_The problem_
Among the lines of the data, copy those that hold "JSON".

===== Raw data =====

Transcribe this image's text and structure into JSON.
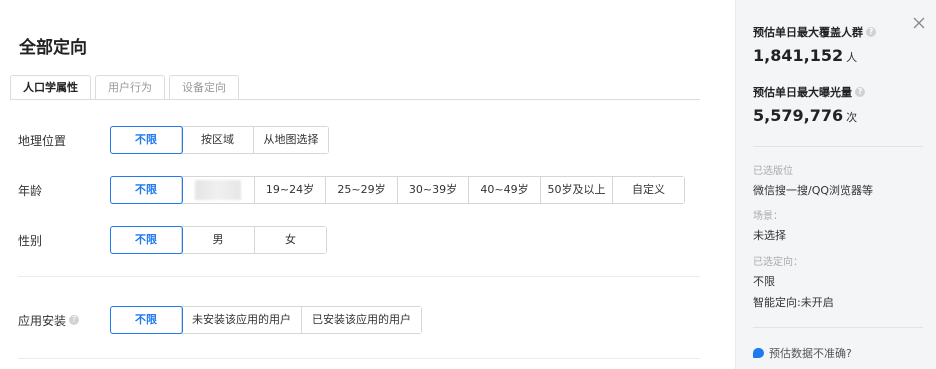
{
  "page": {
    "title": "全部定向",
    "tabs": [
      {
        "label": "人口学属性",
        "active": true
      },
      {
        "label": "用户行为",
        "active": false
      },
      {
        "label": "设备定向",
        "active": false
      }
    ]
  },
  "rows": {
    "location": {
      "label": "地理位置",
      "options": [
        "不限",
        "按区域",
        "从地图选择"
      ],
      "selected": "不限"
    },
    "age": {
      "label": "年龄",
      "options": [
        "不限",
        "",
        "19~24岁",
        "25~29岁",
        "30~39岁",
        "40~49岁",
        "50岁及以上",
        "自定义"
      ],
      "selected": "不限"
    },
    "gender": {
      "label": "性别",
      "options": [
        "不限",
        "男",
        "女"
      ],
      "selected": "不限"
    },
    "app_install": {
      "label": "应用安装",
      "options": [
        "不限",
        "未安装该应用的用户",
        "已安装该应用的用户"
      ],
      "selected": "不限"
    }
  },
  "sidebar": {
    "max_coverage": {
      "heading": "预估单日最大覆盖人群",
      "value": "1,841,152",
      "unit": "人"
    },
    "max_exposure": {
      "heading": "预估单日最大曝光量",
      "value": "5,579,776",
      "unit": "次"
    },
    "placement_label": "已选版位",
    "placement_value": "微信搜一搜/QQ浏览器等",
    "scene_label": "场景：",
    "scene_value": "未选择",
    "targeting_label": "已选定向：",
    "targeting_value": "不限",
    "smart_targeting": "智能定向:未开启",
    "feedback_link": "预估数据不准确?"
  },
  "icons": {
    "help": "question-circle-icon",
    "close": "close-icon",
    "feedback": "chat-bubble-icon"
  },
  "colors": {
    "accent": "#1f7af0",
    "sidebar_bg": "#f4f5f6"
  }
}
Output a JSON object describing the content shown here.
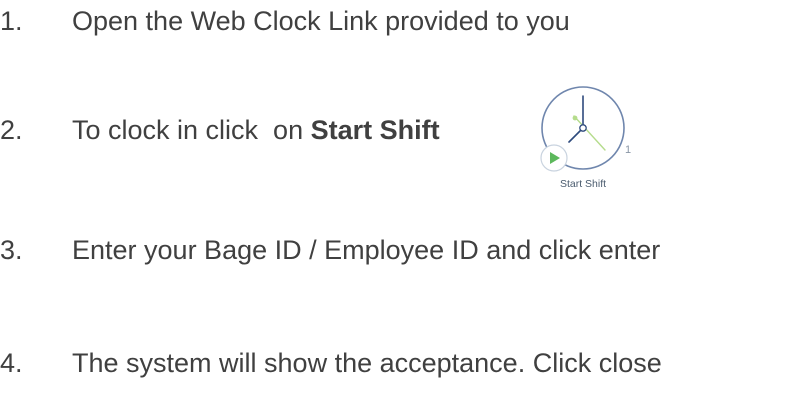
{
  "steps": [
    {
      "number": "1.",
      "text": "Open the Web Clock Link provided to you"
    },
    {
      "number": "2.",
      "text_prefix": "To clock in click  on ",
      "text_bold": "Start Shift"
    },
    {
      "number": "3.",
      "text": "Enter your Bage ID / Employee ID and click enter"
    },
    {
      "number": "4.",
      "text": "The system will show the acceptance. Click close"
    }
  ],
  "start_shift_widget": {
    "label": "Start Shift",
    "clock_numeral": "1",
    "icons": {
      "clock": "clock-icon",
      "play": "play-icon"
    },
    "colors": {
      "clock_ring": "#6f86ad",
      "hands": "#2e4a7d",
      "second_hand": "#b5dc8c",
      "play_triangle": "#5cb85c",
      "play_circle_border": "#c9d3df",
      "label": "#4a5b6e"
    }
  },
  "colors": {
    "text": "#404040",
    "background": "#ffffff"
  }
}
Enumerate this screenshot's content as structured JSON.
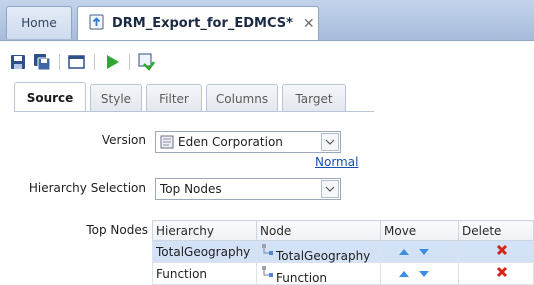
{
  "tabs": {
    "home_label": "Home",
    "active_label": "DRM_Export_for_EDMCS*"
  },
  "subtabs": [
    "Source",
    "Style",
    "Filter",
    "Columns",
    "Target"
  ],
  "form": {
    "version_label": "Version",
    "version_value": "Eden Corporation",
    "normal_link": "Normal",
    "hierarchy_selection_label": "Hierarchy Selection",
    "hierarchy_selection_value": "Top Nodes",
    "top_nodes_label": "Top Nodes"
  },
  "table": {
    "headers": [
      "Hierarchy",
      "Node",
      "Move",
      "Delete"
    ],
    "rows": [
      {
        "hierarchy": "TotalGeography",
        "node": "TotalGeography"
      },
      {
        "hierarchy": "Function",
        "node": "Function"
      }
    ]
  },
  "colors": {
    "accent_blue": "#1a4fb0",
    "delete_red": "#d3261b",
    "run_green": "#2ea82e",
    "selected_row": "#d3e2f6"
  }
}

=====

_Result of this task_
Transcribe this image's text and structure into JSON.
Output a JSON object describing the content shown here.
Enumerate this screenshot's content as structured JSON.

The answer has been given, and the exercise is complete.